## Exercise description
Output the whole listing with nothing altered.
§ §
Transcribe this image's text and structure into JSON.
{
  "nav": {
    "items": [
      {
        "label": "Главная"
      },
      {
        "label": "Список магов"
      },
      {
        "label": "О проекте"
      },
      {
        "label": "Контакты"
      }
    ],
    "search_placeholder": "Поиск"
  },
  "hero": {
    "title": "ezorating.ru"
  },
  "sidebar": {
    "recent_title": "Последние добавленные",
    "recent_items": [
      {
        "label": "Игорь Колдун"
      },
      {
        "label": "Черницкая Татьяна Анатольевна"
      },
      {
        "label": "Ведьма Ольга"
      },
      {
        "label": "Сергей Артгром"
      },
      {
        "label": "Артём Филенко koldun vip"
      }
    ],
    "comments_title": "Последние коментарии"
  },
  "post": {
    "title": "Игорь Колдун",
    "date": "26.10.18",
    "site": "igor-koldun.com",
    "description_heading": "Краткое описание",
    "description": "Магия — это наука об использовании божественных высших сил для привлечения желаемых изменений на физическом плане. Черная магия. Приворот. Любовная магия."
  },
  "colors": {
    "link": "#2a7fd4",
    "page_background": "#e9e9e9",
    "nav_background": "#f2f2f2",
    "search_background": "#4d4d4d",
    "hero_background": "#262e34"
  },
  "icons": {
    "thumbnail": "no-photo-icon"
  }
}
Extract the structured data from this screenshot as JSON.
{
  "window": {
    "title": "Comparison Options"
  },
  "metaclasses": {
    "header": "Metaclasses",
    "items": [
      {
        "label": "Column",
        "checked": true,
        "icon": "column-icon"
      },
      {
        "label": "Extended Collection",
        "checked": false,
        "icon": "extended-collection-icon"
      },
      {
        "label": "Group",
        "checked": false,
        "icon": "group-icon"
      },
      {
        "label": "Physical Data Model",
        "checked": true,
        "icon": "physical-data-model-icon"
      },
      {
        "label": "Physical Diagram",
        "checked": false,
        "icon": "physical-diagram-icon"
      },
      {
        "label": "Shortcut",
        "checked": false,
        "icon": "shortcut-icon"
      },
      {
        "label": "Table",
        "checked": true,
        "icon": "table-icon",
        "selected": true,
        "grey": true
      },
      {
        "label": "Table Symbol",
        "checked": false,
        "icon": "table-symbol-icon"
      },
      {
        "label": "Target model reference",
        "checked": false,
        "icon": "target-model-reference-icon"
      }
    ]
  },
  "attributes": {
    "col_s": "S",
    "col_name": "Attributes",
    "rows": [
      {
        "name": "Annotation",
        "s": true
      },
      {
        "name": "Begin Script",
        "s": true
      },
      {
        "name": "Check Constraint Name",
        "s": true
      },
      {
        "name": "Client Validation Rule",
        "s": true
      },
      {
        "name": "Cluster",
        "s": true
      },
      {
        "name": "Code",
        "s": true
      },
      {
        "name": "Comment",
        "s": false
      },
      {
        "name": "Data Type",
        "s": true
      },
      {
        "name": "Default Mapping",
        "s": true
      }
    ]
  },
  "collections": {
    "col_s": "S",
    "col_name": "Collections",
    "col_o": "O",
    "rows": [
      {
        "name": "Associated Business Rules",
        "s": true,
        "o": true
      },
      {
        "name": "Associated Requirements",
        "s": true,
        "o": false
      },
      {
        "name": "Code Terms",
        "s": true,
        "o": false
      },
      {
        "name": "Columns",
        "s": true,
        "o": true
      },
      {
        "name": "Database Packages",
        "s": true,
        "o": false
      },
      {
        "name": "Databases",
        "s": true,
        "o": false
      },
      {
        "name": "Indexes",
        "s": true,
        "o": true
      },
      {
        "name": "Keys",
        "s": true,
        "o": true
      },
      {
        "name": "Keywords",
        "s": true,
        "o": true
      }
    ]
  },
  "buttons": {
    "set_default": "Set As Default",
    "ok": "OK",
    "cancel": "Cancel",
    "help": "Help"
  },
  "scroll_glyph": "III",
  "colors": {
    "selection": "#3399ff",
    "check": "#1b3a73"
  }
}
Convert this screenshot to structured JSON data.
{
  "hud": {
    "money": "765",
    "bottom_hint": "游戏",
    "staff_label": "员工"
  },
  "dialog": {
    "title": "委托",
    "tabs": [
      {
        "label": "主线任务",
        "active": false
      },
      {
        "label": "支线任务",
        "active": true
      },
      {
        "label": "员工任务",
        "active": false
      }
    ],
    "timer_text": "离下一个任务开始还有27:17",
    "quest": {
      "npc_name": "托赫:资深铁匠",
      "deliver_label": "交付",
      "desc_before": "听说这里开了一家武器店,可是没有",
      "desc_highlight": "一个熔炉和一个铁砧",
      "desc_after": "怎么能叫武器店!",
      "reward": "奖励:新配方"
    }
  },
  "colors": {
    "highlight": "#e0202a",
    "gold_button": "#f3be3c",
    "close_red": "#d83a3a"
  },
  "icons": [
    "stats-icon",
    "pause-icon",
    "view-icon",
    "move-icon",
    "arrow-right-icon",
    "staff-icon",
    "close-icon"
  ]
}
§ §
## Answer section
Transcribe this image's text and structure into JSON.
{
  "nav": {
    "items": [
      {
        "label": "Главная"
      },
      {
        "label": "Список магов"
      },
      {
        "label": "О проекте"
      },
      {
        "label": "Контакты"
      }
    ],
    "search_placeholder": "Поиск"
  },
  "hero": {
    "title": "ezorating.ru"
  },
  "sidebar": {
    "recent_title": "Последние добавленные",
    "recent_items": [
      {
        "label": "Игорь Колдун"
      },
      {
        "label": "Черницкая Татьяна Анатольевна"
      },
      {
        "label": "Ведьма Ольга"
      },
      {
        "label": "Сергей Артгром"
      },
      {
        "label": "Артём Филенко koldun vip"
      }
    ],
    "comments_title": "Последние коментарии"
  },
  "post": {
    "title": "Игорь Колдун",
    "date": "26.10.18",
    "site": "igor-koldun.com",
    "description_heading": "Краткое описание",
    "description": "Магия — это наука об использовании божественных высших сил для привлечения желаемых изменений на физическом плане. Черная магия. Приворот. Любовная магия."
  },
  "colors": {
    "link": "#2a7fd4",
    "page_background": "#e9e9e9",
    "nav_background": "#f2f2f2",
    "search_background": "#4d4d4d",
    "hero_background": "#262e34"
  },
  "icons": {
    "thumbnail": "no-photo-icon"
  }
}
Extract the structured data from this screenshot as JSON.
{
  "window": {
    "title": "Comparison Options"
  },
  "metaclasses": {
    "header": "Metaclasses",
    "items": [
      {
        "label": "Column",
        "checked": true,
        "icon": "column-icon"
      },
      {
        "label": "Extended Collection",
        "checked": false,
        "icon": "extended-collection-icon"
      },
      {
        "label": "Group",
        "checked": false,
        "icon": "group-icon"
      },
      {
        "label": "Physical Data Model",
        "checked": true,
        "icon": "physical-data-model-icon"
      },
      {
        "label": "Physical Diagram",
        "checked": false,
        "icon": "physical-diagram-icon"
      },
      {
        "label": "Shortcut",
        "checked": false,
        "icon": "shortcut-icon"
      },
      {
        "label": "Table",
        "checked": true,
        "icon": "table-icon",
        "selected": true,
        "grey": true
      },
      {
        "label": "Table Symbol",
        "checked": false,
        "icon": "table-symbol-icon"
      },
      {
        "label": "Target model reference",
        "checked": false,
        "icon": "target-model-reference-icon"
      }
    ]
  },
  "attributes": {
    "col_s": "S",
    "col_name": "Attributes",
    "rows": [
      {
        "name": "Annotation",
        "s": true
      },
      {
        "name": "Begin Script",
        "s": true
      },
      {
        "name": "Check Constraint Name",
        "s": true
      },
      {
        "name": "Client Validation Rule",
        "s": true
      },
      {
        "name": "Cluster",
        "s": true
      },
      {
        "name": "Code",
        "s": true
      },
      {
        "name": "Comment",
        "s": false
      },
      {
        "name": "Data Type",
        "s": true
      },
      {
        "name": "Default Mapping",
        "s": true
      }
    ]
  },
  "collections": {
    "col_s": "S",
    "col_name": "Collections",
    "col_o": "O",
    "rows": [
      {
        "name": "Associated Business Rules",
        "s": true,
        "o": true
      },
      {
        "name": "Associated Requirements",
        "s": true,
        "o": false
      },
      {
        "name": "Code Terms",
        "s": true,
        "o": false
      },
      {
        "name": "Columns",
        "s": true,
        "o": true
      },
      {
        "name": "Database Packages",
        "s": true,
        "o": false
      },
      {
        "name": "Databases",
        "s": true,
        "o": false
      },
      {
        "name": "Indexes",
        "s": true,
        "o": true
      },
      {
        "name": "Keys",
        "s": true,
        "o": true
      },
      {
        "name": "Keywords",
        "s": true,
        "o": true
      }
    ]
  },
  "buttons": {
    "set_default": "Set As Default",
    "ok": "OK",
    "cancel": "Cancel",
    "help": "Help"
  },
  "scroll_glyph": "III",
  "colors": {
    "selection": "#3399ff",
    "check": "#1b3a73"
  }
}
Convert this screenshot to structured JSON data.
{
  "hud": {
    "money": "765",
    "bottom_hint": "游戏",
    "staff_label": "员工"
  },
  "dialog": {
    "title": "委托",
    "tabs": [
      {
        "label": "主线任务",
        "active": false
      },
      {
        "label": "支线任务",
        "active": true
      },
      {
        "label": "员工任务",
        "active": false
      }
    ],
    "timer_text": "离下一个任务开始还有27:17",
    "quest": {
      "npc_name": "托赫:资深铁匠",
      "deliver_label": "交付",
      "desc_before": "听说这里开了一家武器店,可是没有",
      "desc_highlight": "一个熔炉和一个铁砧",
      "desc_after": "怎么能叫武器店!",
      "reward": "奖励:新配方"
    }
  },
  "colors": {
    "highlight": "#e0202a",
    "gold_button": "#f3be3c",
    "close_red": "#d83a3a"
  },
  "icons": [
    "stats-icon",
    "pause-icon",
    "view-icon",
    "move-icon",
    "arrow-right-icon",
    "staff-icon",
    "close-icon"
  ]
}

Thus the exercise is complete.